Declaration of Guardianship
The Declaration of Guardianship is a document designed to help head off the conflicts over guardianship. Guardianship refers to the area of law that covers those who are taking care of others who are unable to care for themselves. An individual who has been deemed by the Court as an incapacitated person is called a Ward. A guardian is someone who is appointed by the Court to be legally responsible for caring for a Ward.
When an adult is determined to be incapacitated, whether as a result of dementia, Alzheimer’s, brain injury or some other means, they have been deemed to be unable to make any decisions or choices regarding their care and finances. When such a determination is made the Court will name a guardian to undertake the Ward’s care.
Before an individual can be deemed incapacitated the Court has to determine to its satisfaction that the individual is in fact incapable of taking care of themselves. This evaluation involves medical assessments which can be determined by a licensed medical physician or psychiatrist, but the exam must have occurred within the last four months. If the Ward’s incapacity is questioned in a case, a court-appointed medical physician may be brought into the case to make a separate assessment to corroborate or challenge the initial assessment. In addition to the medical exam, the applicant must show that they have looked into supports and services for the proposed Ward and that those available are not enough without the court granting a guardianship.
There are two types of guardianships: temporary and permanent. A temporary guardianship is used to protect a proposed Ward from exploitation, abuse or some other situation needing immediate attention. A permanent guardianship is initiated when there are ongoing concerns about the ability for the proposed Ward to care for themselves.
In a guardianship hearing, the proposed Ward will be assigned a State Bar of Texas certified attorney ad litem, who will represent his or her legal concerns. The purpose of the attorney ad litem is to advocate for the best interest of the proposed Ward.
A prospective guardian, called the Applicant, should have a lawyer to help through the process—especially if there is more than on Applicant seeking to become the guardian. While the appointed guardian will usually oversee both the personal care and the estate, the Court may choose to have those dual functions split between two people, with one overseeing the estate and the other overseeing the health and welfare of the Ward.

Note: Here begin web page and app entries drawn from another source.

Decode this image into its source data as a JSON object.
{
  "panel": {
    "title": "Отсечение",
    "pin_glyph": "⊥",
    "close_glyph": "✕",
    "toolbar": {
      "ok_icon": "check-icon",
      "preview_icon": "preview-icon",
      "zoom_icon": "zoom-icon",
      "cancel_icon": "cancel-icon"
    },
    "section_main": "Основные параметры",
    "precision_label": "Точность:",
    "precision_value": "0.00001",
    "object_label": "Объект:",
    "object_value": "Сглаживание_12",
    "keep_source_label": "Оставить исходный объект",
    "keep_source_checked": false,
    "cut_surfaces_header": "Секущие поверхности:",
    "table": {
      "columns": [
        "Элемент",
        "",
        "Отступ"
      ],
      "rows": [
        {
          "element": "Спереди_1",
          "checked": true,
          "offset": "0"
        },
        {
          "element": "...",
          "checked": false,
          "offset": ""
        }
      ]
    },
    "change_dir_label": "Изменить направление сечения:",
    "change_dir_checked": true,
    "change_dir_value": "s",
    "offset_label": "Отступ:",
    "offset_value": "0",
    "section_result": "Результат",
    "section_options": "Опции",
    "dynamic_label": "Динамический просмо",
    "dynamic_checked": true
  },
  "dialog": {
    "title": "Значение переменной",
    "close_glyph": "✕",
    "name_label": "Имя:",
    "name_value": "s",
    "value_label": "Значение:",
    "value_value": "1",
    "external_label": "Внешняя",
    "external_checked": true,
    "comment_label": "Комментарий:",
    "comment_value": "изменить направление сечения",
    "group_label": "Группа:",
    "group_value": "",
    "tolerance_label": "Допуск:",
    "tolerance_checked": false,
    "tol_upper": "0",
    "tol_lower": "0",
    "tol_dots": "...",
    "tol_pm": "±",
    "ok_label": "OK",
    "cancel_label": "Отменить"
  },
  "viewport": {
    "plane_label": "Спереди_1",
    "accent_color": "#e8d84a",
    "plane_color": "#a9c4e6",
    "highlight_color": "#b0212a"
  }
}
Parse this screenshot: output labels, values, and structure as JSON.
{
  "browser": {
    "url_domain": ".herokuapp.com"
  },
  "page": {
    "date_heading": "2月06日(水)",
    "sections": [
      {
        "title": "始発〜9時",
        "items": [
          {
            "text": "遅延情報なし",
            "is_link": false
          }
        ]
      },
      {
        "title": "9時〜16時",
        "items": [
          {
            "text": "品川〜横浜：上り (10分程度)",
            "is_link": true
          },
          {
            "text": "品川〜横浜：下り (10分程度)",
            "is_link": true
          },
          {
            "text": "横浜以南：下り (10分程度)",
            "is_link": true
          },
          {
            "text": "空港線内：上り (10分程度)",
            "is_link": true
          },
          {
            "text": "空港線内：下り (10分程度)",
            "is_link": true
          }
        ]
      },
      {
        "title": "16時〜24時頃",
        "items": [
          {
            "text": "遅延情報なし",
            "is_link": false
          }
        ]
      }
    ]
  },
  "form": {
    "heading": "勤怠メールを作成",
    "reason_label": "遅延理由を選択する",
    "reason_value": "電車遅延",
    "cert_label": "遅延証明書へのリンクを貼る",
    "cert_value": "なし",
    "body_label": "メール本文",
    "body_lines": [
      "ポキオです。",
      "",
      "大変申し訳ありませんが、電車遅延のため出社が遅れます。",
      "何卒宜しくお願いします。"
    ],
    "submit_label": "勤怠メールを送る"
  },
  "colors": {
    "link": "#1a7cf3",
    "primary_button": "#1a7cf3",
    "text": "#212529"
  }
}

A Declaration of Guardianship helps to resolve potential conflict regarding who should care for you should you become incapacitated. In filing this document, you designate the person whom you wish to serve as your guardian should you become incapacitated and you either do not have the powers of attorney already assigned and/or because someone has obtained an improper power of attorney. Prior to incapacitation, you may designate in a declaration who you wish to make decisions on your behalf regarding your person or estate. The declaration will be presented to the Judge as an exhibit during the guardianship hearing. In addition to stating you want to be assigned as guardian, you may also indicate persons who shall be prohibited from obtaining such power over you in the event of incapacitation.